Work instructions: Below are some entries; write out each one of them exactly.

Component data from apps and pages
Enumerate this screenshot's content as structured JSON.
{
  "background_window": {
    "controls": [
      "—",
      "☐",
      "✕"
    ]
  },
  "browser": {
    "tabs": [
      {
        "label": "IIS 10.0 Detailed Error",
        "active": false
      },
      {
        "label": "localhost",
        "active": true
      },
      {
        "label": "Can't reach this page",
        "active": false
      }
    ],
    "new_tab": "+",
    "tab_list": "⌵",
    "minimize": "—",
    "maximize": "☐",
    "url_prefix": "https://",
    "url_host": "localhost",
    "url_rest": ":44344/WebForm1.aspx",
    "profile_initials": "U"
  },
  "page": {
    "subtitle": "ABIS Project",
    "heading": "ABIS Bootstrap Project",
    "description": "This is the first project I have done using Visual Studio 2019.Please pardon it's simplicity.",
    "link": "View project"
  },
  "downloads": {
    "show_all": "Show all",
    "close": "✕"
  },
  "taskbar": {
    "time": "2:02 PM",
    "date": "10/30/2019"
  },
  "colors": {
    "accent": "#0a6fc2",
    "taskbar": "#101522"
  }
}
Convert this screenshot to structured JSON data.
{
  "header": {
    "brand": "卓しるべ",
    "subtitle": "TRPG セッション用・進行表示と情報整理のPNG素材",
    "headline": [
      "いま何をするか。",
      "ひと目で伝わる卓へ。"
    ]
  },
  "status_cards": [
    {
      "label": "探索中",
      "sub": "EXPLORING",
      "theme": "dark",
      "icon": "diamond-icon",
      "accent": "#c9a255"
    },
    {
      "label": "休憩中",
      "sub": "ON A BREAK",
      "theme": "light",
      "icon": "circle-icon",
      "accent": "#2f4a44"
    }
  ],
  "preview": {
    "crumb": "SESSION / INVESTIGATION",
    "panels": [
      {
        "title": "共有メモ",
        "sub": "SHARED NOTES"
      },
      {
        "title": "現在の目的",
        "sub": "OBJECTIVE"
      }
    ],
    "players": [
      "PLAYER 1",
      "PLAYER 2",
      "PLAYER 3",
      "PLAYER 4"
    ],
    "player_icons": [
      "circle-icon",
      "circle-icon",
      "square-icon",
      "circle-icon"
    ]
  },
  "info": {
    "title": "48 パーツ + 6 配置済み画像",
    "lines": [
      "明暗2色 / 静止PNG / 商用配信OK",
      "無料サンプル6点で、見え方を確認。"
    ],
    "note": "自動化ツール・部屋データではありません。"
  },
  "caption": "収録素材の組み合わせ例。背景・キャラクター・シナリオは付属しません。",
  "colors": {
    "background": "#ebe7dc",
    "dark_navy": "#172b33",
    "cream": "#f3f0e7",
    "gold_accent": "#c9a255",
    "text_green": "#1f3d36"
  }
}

Solution:
Enumerate this screenshot's content as structured JSON.
{
  "background_window": {
    "controls": [
      "—",
      "☐",
      "✕"
    ]
  },
  "browser": {
    "tabs": [
      {
        "label": "IIS 10.0 Detailed Error",
        "active": false
      },
      {
        "label": "localhost",
        "active": true
      },
      {
        "label": "Can't reach this page",
        "active": false
      }
    ],
    "new_tab": "+",
    "tab_list": "⌵",
    "minimize": "—",
    "maximize": "☐",
    "url_prefix": "https://",
    "url_host": "localhost",
    "url_rest": ":44344/WebForm1.aspx",
    "profile_initials": "U"
  },
  "page": {
    "subtitle": "ABIS Project",
    "heading": "ABIS Bootstrap Project",
    "description": "This is the first project I have done using Visual Studio 2019.Please pardon it's simplicity.",
    "link": "View project"
  },
  "downloads": {
    "show_all": "Show all",
    "close": "✕"
  },
  "taskbar": {
    "time": "2:02 PM",
    "date": "10/30/2019"
  },
  "colors": {
    "accent": "#0a6fc2",
    "taskbar": "#101522"
  }
}
Convert this screenshot to structured JSON data.
{
  "header": {
    "brand": "卓しるべ",
    "subtitle": "TRPG セッション用・進行表示と情報整理のPNG素材",
    "headline": [
      "いま何をするか。",
      "ひと目で伝わる卓へ。"
    ]
  },
  "status_cards": [
    {
      "label": "探索中",
      "sub": "EXPLORING",
      "theme": "dark",
      "icon": "diamond-icon",
      "accent": "#c9a255"
    },
    {
      "label": "休憩中",
      "sub": "ON A BREAK",
      "theme": "light",
      "icon": "circle-icon",
      "accent": "#2f4a44"
    }
  ],
  "preview": {
    "crumb": "SESSION / INVESTIGATION",
    "panels": [
      {
        "title": "共有メモ",
        "sub": "SHARED NOTES"
      },
      {
        "title": "現在の目的",
        "sub": "OBJECTIVE"
      }
    ],
    "players": [
      "PLAYER 1",
      "PLAYER 2",
      "PLAYER 3",
      "PLAYER 4"
    ],
    "player_icons": [
      "circle-icon",
      "circle-icon",
      "square-icon",
      "circle-icon"
    ]
  },
  "info": {
    "title": "48 パーツ + 6 配置済み画像",
    "lines": [
      "明暗2色 / 静止PNG / 商用配信OK",
      "無料サンプル6点で、見え方を確認。"
    ],
    "note": "自動化ツール・部屋データではありません。"
  },
  "caption": "収録素材の組み合わせ例。背景・キャラクター・シナリオは付属しません。",
  "colors": {
    "background": "#ebe7dc",
    "dark_navy": "#172b33",
    "cream": "#f3f0e7",
    "gold_accent": "#c9a255",
    "text_green": "#1f3d36"
  }
}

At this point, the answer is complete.